Copy each line in the data that includes the word "GBPUSD".

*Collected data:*

···

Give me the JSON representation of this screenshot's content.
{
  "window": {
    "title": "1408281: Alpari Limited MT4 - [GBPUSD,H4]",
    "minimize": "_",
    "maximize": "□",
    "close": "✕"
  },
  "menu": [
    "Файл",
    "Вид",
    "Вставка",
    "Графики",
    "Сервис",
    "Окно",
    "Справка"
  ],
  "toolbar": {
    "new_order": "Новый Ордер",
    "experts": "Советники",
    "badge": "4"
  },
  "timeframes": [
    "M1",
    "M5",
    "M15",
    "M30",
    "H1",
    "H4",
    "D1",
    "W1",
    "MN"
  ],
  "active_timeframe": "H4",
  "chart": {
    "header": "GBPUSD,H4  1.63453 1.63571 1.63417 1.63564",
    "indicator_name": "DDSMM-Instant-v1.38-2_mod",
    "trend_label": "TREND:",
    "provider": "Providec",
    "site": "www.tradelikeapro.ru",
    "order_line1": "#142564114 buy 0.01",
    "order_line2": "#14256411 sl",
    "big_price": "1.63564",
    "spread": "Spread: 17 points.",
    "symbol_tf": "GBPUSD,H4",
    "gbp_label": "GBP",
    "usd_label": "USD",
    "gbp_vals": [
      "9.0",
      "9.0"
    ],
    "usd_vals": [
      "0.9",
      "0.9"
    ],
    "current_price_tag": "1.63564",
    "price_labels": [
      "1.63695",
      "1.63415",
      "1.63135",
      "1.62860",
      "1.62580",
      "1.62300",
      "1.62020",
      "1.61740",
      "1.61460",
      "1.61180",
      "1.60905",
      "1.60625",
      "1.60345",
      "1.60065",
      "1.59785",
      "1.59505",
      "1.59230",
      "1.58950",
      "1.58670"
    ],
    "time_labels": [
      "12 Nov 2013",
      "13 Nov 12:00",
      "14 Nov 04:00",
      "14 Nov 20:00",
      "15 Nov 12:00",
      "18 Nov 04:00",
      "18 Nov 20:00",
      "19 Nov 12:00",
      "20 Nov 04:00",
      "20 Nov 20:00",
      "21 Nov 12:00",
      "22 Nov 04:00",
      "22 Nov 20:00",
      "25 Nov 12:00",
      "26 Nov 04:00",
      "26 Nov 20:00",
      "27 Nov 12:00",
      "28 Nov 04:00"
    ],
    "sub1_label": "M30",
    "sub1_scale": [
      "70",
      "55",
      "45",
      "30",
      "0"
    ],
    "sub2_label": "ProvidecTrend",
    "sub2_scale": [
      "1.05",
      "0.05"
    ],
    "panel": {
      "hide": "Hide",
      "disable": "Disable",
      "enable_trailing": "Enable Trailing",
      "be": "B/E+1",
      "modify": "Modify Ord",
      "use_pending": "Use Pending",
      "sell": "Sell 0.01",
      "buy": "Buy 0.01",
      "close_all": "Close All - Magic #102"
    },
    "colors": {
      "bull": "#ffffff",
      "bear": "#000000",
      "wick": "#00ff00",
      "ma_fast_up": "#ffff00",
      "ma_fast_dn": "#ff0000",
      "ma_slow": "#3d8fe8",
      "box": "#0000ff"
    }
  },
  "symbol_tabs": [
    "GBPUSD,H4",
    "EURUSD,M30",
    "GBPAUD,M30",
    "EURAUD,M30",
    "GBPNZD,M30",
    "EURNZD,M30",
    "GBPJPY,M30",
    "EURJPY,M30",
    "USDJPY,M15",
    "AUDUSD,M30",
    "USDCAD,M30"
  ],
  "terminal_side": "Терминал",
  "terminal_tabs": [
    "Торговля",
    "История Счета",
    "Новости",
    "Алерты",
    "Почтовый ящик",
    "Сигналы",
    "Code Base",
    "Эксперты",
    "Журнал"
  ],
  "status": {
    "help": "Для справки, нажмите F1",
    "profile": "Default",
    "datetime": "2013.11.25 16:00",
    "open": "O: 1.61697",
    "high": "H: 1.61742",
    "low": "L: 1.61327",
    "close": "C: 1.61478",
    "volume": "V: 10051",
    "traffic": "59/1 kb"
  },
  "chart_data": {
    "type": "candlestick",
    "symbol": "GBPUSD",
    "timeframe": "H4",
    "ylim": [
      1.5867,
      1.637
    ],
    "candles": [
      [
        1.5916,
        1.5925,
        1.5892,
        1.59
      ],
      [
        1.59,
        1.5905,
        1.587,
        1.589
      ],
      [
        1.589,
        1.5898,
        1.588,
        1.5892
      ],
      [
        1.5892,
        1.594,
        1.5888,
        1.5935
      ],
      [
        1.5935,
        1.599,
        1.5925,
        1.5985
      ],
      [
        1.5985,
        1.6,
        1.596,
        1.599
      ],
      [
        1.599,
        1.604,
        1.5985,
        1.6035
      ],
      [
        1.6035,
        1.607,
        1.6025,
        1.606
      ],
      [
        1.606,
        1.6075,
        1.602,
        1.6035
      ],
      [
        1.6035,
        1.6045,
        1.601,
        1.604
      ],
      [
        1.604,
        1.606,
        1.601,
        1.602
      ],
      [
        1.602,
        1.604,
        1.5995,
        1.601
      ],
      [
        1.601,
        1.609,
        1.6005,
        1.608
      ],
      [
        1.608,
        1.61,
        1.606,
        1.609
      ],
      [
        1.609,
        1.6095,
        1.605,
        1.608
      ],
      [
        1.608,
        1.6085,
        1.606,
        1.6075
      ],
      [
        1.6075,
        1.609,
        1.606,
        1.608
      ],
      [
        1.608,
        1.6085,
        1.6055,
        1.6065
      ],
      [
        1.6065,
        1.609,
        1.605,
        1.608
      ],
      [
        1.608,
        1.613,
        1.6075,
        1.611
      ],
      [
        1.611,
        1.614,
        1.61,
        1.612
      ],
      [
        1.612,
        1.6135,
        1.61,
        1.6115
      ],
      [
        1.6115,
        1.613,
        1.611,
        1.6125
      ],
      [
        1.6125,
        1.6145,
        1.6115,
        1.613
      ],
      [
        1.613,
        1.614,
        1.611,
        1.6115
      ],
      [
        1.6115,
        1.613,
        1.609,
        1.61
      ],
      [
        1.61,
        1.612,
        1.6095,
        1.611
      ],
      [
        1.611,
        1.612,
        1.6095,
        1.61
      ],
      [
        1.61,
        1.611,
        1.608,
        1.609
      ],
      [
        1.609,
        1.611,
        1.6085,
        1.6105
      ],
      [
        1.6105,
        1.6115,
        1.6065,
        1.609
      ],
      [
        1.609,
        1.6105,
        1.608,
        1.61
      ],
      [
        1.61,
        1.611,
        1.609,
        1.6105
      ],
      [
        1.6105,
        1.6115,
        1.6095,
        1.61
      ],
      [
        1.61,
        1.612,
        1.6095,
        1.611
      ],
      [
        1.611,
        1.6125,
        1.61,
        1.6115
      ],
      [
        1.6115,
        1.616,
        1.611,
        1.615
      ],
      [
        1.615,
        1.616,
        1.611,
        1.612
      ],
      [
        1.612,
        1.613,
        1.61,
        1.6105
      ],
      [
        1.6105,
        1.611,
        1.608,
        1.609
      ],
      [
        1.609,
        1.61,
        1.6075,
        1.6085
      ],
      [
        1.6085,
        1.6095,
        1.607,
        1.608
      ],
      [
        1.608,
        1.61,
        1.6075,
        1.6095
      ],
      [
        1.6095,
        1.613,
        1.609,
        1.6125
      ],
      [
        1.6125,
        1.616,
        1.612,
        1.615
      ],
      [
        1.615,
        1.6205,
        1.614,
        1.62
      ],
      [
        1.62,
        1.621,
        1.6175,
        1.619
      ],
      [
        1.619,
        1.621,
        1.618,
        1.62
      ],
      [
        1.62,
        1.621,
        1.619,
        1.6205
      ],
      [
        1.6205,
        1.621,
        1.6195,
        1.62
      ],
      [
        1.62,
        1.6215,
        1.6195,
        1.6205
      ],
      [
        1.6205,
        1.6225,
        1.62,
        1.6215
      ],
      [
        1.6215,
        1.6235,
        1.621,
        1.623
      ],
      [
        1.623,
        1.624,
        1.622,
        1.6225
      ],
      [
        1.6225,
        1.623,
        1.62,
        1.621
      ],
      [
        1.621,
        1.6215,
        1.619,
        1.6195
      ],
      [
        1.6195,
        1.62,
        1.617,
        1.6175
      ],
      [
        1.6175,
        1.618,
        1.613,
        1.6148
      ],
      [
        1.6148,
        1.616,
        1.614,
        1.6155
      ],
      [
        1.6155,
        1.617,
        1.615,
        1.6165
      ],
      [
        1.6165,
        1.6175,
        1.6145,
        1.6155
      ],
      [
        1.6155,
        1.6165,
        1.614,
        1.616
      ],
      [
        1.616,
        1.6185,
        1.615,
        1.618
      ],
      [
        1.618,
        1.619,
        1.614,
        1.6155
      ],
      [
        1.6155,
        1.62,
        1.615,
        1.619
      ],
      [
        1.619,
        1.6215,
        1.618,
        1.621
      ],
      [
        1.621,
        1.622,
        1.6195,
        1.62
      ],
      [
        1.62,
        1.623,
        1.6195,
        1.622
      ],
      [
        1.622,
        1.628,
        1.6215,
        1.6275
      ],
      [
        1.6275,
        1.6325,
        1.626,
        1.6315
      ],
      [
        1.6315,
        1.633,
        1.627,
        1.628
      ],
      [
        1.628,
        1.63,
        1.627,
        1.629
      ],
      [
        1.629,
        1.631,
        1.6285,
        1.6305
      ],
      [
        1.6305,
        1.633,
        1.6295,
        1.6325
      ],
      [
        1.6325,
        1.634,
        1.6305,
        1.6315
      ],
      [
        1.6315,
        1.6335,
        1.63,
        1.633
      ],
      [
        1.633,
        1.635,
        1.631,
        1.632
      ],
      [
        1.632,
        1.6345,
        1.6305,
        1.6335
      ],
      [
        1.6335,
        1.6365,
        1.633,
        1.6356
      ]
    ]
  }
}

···

*Answer box:*
    "title": "1408281: Alpari Limited MT4 - [GBPUSD,H4]",
    "header": "GBPUSD,H4  1.63453 1.63571 1.63417 1.63564",
    "symbol_tf": "GBPUSD,H4",
    "GBPUSD,H4",
    "symbol": "GBPUSD",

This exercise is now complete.